Harry pulled back on the throttle in a last-ditch effort to ease his single-engine Cessna onto the razor-thin beach. His plane skidded, then tumbled end over end on the fine black sand, coming to a stop inches before the jungle’s edge.
Hours later he awoke, gingerly stepped from what remained of his only transportation off the island, and cast his eyes across an endless swath of surging waves.
Harry assessed his situation and figured that he had three choices. Choice one was to accept his fate, find what food or water he could, and live out his life on the island. A second option would be to construct various means of communicating his predicament to passing ships or low-enough flying commercial airlines that he knew had flight paths directly overhead.
A third option included options one and two, and would employ every bit of knowledge Had about boat construction, sailing, and navigation by the stars.
Which option would you have Harry choose?
Building Resiliency and Accountability in your Organization
A less resilient Harry would live a short, but hopefully contented life on his island. If presented with ideas for being saved, he’d respond, “Yes, but…” You probably know or have known your fair share of “Yes, but…” people. They can bring entire teams to their knees.
A resilient person assumes that any problem will have a solution. He or she won’t accept that “this is the way it has to be” or “we’ve always done it this way.” Resilient people are accountable, reliable, and responsive. They don’t wait for instructions, and they don’t make excuses.
You can accomplish almost anything with highly resilient people. Practice these ideas will to help build more resiliency in yourself and your company:
Watch your language, buster.
YOU, the leader of your company set the tone for the rest of the organization. Words are everything. Instead of “Yes, but…”, say “Yes, AND…”. Replace “Can we?” with “HOW can we?”
What’s normal and natural is never what’s possible.
Be like Captain Picard: if they say they’ll have it to you in two weeks, tell them you need it in one week. If I asked you to do as many pushups as possible, you’d stop at your “max.” If told you to do five more, you and I both know that you could. Assume that people can do more than they say, and they will. (This goes for you, too.)
Communicate by listening more.
Leaders tend to do most of the talking. Resist this urge, and listen at least 70%, and talk no more than 30%. Listen for signs of low resiliency (excuses, setting a low bar, excess complaints). Then, help to build resiliency by asking for more and pressing for solutions.
Remove “Yes, but…” people from all leadership/management positions.
As you listen to those in leadership or management positions, you’ll quickly discover which people drag down their departments because they lack resiliency. You can be assured that a low-resilient manager will have a low-resilient department.
Resiliency can be learned, but it can’t be learned if leaders and managers aren’t resilient. It begins with you, as the leader, believing that every problem has a solution and no person is incapable of far greater performance.
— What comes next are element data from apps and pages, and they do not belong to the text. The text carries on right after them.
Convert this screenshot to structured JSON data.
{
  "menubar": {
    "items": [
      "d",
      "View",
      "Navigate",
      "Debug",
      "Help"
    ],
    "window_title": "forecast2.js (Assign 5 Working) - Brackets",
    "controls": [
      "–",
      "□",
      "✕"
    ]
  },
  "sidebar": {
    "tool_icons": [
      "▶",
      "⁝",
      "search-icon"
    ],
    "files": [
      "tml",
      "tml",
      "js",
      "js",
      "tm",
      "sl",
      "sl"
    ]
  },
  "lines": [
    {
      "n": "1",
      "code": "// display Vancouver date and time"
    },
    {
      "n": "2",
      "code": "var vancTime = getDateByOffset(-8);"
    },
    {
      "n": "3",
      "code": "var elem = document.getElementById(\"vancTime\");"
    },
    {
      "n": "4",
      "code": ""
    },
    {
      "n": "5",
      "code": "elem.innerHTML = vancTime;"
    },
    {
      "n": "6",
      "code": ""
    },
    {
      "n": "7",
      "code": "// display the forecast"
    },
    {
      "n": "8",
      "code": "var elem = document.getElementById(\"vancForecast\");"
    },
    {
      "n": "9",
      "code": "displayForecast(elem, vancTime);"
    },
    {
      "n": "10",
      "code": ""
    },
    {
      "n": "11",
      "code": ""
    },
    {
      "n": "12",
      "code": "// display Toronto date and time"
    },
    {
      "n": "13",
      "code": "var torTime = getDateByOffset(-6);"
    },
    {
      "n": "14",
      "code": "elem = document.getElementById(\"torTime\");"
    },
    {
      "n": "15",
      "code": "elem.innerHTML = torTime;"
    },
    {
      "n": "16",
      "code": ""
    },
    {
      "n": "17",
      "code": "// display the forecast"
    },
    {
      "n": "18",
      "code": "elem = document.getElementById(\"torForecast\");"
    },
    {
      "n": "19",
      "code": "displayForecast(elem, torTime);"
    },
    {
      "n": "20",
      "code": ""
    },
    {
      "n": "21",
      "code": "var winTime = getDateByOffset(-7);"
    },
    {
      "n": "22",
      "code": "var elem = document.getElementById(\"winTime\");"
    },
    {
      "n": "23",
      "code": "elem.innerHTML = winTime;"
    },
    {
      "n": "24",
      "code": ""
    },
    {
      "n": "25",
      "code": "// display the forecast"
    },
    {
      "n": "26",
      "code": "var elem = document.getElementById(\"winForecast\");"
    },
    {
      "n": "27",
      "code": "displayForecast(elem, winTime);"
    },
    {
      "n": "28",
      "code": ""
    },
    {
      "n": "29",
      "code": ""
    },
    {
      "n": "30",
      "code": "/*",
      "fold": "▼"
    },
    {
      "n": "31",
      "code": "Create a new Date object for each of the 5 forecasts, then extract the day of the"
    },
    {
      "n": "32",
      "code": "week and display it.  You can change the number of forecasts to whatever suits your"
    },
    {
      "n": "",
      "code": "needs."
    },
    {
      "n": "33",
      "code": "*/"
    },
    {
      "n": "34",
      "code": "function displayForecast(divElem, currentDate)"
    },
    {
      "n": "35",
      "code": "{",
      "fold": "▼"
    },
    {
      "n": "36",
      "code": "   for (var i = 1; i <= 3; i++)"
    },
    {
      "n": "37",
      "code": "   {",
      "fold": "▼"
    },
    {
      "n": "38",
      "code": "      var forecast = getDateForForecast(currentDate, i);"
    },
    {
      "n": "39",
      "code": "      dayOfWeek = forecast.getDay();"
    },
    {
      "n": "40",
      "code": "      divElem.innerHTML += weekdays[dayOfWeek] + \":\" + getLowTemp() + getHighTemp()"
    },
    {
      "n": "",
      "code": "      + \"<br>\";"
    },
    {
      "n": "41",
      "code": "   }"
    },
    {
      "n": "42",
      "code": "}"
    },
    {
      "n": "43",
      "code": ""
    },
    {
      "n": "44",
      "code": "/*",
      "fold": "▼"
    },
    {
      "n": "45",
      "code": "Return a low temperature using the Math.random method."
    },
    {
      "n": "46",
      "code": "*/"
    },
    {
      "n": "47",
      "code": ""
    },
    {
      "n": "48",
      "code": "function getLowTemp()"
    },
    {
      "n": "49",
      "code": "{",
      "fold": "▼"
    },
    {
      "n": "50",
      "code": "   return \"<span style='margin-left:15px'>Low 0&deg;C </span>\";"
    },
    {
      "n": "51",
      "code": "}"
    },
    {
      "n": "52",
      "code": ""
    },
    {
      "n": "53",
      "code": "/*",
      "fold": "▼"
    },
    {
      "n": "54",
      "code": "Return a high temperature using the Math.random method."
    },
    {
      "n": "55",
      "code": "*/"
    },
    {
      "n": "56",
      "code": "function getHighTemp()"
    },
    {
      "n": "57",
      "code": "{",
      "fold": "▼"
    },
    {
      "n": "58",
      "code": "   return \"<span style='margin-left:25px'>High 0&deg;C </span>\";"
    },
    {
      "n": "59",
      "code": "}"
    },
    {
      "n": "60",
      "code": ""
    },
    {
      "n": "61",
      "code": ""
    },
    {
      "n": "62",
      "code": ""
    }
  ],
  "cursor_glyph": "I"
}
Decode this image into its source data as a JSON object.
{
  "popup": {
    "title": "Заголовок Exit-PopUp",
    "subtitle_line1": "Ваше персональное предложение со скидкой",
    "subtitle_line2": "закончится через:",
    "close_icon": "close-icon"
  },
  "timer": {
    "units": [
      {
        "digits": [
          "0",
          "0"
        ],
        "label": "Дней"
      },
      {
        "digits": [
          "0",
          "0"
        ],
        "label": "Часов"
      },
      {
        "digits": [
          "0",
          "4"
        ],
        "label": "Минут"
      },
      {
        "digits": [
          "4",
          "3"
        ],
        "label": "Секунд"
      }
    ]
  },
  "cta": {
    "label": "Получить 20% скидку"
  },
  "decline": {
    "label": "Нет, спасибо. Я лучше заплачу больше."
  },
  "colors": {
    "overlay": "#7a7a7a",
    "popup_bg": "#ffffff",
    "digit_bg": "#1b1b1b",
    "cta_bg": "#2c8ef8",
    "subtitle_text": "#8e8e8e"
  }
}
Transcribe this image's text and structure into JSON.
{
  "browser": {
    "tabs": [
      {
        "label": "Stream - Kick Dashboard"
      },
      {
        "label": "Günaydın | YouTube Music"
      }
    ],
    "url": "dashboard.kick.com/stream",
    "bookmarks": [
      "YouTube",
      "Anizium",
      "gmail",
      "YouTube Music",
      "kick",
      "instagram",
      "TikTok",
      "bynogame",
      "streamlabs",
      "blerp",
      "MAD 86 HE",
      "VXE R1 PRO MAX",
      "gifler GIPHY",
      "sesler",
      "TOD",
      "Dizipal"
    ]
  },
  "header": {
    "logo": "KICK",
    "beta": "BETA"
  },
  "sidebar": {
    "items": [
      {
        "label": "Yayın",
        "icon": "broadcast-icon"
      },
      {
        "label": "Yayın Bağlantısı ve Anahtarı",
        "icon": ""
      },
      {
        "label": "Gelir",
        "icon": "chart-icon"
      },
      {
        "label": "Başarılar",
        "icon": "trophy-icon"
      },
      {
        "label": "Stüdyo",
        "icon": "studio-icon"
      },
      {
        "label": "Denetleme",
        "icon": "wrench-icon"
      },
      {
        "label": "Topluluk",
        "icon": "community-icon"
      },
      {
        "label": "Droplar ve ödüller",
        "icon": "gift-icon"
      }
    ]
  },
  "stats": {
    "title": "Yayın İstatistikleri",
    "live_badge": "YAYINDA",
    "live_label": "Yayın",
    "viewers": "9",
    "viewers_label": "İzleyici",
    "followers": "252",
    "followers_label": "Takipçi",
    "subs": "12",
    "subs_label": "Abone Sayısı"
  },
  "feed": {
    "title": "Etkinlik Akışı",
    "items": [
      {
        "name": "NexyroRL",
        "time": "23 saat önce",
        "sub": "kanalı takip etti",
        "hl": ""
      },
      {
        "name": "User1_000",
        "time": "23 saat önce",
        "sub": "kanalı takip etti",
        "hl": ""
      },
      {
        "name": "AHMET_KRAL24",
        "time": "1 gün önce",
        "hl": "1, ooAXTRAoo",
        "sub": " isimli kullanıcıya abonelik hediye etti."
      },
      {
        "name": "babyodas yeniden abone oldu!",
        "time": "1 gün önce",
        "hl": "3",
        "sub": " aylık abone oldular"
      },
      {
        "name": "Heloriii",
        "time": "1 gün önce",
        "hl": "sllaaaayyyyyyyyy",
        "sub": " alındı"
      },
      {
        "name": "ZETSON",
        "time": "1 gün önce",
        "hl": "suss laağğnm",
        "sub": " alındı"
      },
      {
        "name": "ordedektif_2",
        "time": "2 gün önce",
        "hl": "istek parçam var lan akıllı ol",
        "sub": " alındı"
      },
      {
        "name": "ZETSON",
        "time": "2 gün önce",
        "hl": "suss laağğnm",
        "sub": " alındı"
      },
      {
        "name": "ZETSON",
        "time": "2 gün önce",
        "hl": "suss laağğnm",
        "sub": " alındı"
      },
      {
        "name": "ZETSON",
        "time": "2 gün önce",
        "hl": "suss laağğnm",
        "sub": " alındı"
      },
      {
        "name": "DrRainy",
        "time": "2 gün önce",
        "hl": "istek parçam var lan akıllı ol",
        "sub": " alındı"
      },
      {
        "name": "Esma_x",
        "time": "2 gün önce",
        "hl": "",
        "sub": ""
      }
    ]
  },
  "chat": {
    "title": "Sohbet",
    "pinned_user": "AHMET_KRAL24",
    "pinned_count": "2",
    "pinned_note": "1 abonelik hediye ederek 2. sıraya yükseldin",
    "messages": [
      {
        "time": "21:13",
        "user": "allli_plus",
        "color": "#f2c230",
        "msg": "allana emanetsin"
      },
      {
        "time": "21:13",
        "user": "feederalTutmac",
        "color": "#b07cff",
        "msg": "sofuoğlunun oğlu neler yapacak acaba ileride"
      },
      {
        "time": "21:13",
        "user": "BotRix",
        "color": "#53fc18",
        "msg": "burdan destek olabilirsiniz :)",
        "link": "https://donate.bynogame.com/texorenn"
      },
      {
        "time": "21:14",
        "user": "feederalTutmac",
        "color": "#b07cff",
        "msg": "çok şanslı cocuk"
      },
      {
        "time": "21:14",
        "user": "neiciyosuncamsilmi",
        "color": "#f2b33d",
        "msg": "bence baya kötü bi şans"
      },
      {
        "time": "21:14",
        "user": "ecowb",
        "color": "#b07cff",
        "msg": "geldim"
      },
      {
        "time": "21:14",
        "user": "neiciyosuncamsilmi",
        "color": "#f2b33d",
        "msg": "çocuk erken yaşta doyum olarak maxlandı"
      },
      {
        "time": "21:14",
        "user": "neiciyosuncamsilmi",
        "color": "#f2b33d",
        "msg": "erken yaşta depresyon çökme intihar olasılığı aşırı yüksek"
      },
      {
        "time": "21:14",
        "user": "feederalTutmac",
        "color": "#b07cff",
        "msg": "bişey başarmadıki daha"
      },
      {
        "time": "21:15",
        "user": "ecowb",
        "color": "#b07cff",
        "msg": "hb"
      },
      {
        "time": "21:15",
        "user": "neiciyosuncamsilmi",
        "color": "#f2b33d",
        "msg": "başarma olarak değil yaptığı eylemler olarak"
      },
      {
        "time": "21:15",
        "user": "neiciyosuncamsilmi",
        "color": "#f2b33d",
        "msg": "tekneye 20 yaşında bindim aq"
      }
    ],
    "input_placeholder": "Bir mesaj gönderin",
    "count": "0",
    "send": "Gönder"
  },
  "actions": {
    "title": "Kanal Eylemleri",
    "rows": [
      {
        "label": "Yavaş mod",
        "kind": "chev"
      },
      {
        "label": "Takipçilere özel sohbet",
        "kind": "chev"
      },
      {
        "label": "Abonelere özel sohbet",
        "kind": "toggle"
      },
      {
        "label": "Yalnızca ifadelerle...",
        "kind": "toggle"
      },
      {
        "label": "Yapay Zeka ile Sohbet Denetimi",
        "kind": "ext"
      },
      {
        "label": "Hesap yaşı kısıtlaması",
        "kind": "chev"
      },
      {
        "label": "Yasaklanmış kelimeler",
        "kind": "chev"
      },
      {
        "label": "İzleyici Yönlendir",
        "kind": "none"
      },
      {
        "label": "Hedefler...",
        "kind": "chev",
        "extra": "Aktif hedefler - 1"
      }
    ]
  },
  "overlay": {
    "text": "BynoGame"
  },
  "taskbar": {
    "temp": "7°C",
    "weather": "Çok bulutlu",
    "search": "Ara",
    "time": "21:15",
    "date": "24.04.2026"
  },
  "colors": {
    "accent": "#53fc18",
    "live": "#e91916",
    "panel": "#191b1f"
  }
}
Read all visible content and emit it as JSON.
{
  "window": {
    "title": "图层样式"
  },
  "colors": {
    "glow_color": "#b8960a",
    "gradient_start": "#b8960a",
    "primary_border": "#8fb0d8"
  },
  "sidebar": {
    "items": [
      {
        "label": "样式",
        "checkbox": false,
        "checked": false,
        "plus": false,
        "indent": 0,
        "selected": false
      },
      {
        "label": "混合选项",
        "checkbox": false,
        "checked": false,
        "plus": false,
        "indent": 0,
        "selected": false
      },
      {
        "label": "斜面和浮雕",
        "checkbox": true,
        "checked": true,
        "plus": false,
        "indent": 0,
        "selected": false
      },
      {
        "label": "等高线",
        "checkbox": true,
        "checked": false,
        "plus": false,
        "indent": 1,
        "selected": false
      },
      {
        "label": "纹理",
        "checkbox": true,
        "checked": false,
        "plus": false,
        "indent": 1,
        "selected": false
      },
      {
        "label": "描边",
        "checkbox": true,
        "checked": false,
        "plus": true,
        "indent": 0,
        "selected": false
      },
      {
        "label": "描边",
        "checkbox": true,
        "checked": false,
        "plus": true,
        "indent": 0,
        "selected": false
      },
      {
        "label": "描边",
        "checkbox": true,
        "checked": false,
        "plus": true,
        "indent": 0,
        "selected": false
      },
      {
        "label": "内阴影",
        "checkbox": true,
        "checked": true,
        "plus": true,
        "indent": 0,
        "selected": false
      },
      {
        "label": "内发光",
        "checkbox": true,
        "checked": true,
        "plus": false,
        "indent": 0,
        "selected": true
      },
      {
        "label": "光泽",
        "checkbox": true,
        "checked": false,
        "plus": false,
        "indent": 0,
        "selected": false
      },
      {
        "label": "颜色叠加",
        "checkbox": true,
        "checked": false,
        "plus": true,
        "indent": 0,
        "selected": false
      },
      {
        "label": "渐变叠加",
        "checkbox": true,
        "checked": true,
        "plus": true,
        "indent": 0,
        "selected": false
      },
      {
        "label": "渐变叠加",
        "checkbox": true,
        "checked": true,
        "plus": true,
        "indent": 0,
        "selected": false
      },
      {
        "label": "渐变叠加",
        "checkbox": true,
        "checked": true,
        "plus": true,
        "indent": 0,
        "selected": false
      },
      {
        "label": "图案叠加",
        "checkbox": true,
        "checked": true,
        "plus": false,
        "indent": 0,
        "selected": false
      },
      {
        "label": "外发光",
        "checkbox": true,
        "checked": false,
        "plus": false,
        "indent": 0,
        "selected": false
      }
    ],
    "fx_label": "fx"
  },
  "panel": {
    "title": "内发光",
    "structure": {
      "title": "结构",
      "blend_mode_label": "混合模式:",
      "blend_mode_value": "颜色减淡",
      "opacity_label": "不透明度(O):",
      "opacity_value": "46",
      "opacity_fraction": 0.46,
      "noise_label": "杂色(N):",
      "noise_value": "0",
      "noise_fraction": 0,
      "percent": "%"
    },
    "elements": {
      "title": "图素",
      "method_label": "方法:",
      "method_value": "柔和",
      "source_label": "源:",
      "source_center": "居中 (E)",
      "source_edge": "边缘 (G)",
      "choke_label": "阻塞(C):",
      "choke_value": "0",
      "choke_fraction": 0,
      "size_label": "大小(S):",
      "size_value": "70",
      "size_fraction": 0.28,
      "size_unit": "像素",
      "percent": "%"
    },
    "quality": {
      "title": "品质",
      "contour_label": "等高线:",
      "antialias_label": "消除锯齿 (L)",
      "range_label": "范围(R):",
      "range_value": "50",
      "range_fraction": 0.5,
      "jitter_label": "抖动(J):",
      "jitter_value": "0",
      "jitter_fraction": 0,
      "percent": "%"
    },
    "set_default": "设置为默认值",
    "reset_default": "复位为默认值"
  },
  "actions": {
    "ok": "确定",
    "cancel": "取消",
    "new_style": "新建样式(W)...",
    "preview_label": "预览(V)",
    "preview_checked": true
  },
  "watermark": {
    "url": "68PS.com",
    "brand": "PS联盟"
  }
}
When people are more resilient, they are more productive and accountable
A natural consequence of resiliency is productivity and accountability. More resilient people are naturally more accountable because they don’t make excuses and they gain pleasure from solving problems. Getting things done creates a rush. They want more, and want to do more. As you build your resiliency muscles, you’ll naturally create a more productive, more accountable, and more functional organization.